* EXERCISE AIM: Find the lines of data that contain the string "Display", then list them.

--- GIVEN RECORDS Enclosed Below ---

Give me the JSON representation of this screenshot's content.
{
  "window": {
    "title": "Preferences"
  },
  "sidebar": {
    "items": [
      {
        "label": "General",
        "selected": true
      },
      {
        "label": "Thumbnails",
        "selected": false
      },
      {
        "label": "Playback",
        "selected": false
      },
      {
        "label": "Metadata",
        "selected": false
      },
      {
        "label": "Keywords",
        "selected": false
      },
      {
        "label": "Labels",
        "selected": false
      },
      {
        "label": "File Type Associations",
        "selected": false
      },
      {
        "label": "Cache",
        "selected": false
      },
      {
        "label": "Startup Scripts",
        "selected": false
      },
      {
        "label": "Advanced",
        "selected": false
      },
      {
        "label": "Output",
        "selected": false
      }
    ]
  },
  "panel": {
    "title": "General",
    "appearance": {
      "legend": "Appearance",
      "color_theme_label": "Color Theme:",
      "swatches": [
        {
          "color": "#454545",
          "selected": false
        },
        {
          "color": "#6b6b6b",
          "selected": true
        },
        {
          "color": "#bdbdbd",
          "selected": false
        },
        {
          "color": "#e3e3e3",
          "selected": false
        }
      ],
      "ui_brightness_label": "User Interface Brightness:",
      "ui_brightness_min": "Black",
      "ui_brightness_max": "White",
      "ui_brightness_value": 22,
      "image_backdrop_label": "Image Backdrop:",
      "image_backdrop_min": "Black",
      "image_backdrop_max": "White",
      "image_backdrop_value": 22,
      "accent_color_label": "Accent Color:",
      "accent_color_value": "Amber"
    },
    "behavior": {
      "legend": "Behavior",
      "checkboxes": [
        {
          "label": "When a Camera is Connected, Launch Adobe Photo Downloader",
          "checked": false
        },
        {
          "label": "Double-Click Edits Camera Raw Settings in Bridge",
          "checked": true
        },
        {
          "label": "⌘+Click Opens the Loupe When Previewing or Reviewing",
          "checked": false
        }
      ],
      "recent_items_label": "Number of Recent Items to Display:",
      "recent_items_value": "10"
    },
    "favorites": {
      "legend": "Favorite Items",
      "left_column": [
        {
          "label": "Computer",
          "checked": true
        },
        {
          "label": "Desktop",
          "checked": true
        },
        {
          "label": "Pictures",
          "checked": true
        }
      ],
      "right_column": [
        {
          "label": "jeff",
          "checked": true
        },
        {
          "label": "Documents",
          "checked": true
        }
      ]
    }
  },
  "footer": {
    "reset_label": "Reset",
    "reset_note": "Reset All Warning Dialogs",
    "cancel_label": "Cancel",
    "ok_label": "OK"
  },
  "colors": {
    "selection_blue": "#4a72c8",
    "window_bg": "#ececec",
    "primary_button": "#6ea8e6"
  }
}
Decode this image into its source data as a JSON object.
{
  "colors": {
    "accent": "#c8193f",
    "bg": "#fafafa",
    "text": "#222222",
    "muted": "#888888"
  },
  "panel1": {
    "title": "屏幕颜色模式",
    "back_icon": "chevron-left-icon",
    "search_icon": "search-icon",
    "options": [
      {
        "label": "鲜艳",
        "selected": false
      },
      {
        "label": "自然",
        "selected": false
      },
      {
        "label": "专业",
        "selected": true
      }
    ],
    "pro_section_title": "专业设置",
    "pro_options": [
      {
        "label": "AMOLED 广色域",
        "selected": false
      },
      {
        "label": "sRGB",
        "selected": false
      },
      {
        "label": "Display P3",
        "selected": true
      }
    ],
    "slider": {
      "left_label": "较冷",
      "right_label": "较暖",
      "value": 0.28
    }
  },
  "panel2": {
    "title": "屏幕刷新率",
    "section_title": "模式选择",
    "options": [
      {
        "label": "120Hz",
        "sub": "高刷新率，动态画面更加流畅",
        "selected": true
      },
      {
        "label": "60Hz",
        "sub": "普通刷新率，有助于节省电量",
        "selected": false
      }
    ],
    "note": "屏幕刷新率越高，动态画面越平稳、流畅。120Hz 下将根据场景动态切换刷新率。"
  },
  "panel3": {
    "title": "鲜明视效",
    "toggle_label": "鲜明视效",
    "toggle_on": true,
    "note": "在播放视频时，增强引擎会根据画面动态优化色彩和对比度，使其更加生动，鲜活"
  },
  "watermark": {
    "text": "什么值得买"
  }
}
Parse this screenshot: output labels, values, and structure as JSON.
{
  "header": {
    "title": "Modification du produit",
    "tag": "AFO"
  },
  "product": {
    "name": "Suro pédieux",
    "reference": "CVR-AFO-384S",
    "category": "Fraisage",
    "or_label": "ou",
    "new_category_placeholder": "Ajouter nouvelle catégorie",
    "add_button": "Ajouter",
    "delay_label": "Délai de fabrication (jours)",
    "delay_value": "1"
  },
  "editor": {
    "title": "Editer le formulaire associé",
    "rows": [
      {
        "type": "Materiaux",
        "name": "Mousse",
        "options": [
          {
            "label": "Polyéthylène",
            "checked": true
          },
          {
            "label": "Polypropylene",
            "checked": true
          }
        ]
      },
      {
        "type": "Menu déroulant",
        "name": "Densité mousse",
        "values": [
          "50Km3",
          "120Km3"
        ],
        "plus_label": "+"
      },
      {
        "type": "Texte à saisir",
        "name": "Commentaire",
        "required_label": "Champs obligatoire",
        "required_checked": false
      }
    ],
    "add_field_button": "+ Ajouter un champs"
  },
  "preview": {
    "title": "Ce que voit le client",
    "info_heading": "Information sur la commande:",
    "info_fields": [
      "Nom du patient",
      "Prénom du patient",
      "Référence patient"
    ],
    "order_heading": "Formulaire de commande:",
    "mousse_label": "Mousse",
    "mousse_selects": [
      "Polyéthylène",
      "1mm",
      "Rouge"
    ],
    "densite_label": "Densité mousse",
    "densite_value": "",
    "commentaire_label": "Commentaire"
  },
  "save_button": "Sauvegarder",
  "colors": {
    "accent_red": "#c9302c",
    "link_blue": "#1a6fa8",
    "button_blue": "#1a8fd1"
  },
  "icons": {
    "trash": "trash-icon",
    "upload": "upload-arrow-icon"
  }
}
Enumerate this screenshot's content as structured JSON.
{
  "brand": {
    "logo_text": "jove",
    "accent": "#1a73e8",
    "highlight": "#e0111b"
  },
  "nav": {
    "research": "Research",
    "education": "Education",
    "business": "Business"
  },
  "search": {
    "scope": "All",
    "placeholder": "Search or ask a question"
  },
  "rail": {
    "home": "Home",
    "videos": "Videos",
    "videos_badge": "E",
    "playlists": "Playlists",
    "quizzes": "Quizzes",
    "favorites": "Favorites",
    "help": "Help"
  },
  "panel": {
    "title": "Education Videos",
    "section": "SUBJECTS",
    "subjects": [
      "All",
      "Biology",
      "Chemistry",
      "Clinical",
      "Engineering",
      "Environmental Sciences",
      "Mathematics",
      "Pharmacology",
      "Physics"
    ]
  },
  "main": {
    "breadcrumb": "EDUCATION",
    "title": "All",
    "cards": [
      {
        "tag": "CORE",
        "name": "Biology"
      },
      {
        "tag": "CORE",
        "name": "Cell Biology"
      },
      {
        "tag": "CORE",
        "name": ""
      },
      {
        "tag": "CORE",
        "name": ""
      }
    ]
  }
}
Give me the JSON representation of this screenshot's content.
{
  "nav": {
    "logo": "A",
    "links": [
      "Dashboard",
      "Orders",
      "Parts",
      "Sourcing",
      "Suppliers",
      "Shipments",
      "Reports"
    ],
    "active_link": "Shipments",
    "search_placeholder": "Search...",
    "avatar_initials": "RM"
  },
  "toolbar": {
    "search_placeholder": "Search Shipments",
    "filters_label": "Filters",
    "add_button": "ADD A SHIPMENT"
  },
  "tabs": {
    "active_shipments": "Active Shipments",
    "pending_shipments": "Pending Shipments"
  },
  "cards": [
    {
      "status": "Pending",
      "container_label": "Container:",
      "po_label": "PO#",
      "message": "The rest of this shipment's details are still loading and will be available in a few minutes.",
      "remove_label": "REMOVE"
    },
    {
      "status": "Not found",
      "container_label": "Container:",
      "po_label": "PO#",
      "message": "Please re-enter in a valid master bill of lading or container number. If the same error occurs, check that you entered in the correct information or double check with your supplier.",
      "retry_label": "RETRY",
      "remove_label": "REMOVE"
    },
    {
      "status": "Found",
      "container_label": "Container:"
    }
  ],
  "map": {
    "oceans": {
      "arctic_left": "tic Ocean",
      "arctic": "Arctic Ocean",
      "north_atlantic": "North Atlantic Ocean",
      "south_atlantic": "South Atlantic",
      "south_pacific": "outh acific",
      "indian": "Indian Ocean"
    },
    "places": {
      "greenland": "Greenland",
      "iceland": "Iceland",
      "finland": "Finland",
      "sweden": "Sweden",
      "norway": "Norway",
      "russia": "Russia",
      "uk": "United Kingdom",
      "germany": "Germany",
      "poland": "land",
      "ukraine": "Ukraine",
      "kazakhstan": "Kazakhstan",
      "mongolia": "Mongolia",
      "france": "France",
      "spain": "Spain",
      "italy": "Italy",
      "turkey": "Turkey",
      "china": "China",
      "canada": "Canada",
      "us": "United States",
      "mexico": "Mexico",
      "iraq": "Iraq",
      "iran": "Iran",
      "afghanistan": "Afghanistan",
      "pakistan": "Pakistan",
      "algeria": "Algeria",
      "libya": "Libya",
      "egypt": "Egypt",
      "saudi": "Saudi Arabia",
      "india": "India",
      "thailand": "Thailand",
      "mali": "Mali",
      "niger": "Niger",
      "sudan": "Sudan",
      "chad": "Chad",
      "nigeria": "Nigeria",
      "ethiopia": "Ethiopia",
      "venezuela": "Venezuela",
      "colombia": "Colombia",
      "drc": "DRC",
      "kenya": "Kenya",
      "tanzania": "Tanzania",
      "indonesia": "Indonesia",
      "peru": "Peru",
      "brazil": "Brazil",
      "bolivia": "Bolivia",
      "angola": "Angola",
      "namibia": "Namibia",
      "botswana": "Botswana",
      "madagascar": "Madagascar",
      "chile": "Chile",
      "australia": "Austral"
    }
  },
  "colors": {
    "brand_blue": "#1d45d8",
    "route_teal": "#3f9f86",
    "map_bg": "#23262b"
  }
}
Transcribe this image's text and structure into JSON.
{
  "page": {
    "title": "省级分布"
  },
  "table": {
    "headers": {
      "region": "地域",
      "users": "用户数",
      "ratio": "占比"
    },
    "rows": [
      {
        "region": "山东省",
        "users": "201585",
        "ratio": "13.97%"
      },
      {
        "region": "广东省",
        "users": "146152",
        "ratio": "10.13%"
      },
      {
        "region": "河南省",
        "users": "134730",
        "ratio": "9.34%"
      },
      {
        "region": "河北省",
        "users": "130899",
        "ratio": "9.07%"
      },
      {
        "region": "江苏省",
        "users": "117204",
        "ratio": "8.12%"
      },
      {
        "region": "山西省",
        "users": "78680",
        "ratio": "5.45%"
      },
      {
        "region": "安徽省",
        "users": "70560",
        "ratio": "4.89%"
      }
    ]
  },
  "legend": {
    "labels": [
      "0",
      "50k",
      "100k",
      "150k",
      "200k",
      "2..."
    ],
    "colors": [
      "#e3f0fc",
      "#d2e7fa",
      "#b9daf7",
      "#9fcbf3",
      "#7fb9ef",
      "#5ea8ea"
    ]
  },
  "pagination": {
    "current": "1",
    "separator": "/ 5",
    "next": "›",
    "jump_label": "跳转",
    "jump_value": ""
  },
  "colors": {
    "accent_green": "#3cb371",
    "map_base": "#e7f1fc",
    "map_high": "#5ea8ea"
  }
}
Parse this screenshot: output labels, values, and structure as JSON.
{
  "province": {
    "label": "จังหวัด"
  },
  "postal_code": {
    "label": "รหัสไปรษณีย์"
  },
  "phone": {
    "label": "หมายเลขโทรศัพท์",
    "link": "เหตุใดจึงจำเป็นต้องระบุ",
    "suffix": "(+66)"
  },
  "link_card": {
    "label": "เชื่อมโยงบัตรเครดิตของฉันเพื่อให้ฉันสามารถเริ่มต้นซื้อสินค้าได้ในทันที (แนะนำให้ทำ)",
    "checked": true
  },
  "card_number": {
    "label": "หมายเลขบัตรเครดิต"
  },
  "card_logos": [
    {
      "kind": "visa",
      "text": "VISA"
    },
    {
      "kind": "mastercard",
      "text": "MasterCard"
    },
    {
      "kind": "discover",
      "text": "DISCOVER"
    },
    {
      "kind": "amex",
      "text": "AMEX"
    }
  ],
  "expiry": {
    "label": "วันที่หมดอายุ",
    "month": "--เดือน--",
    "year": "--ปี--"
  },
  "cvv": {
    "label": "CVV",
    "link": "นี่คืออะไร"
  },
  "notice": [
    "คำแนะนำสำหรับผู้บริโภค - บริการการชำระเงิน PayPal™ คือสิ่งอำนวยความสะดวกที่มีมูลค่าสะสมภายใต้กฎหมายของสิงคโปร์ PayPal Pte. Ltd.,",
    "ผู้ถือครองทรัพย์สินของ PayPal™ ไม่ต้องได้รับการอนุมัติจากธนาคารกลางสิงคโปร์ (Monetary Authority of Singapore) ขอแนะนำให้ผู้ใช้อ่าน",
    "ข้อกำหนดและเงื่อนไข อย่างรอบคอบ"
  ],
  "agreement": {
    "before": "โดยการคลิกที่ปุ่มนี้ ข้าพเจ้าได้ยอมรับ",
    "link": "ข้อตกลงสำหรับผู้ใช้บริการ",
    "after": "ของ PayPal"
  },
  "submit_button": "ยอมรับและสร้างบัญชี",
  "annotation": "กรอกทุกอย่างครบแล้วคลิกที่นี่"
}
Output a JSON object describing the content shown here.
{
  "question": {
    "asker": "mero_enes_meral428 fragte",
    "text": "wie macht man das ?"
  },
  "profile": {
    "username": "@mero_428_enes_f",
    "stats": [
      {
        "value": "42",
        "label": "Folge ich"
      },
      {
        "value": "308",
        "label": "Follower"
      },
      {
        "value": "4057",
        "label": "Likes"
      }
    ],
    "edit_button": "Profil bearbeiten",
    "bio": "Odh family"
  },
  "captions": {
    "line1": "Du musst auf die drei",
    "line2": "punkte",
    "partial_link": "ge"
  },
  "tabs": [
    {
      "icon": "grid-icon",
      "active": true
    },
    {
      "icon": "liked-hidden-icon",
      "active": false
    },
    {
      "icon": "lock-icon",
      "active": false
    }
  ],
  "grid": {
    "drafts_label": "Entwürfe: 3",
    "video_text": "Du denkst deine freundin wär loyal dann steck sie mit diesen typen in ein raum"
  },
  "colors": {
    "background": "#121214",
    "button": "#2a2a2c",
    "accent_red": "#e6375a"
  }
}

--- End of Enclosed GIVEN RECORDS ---

* ANSWER:
      "recent_items_label": "Number of Recent Items to Display:",
        "label": "Display P3",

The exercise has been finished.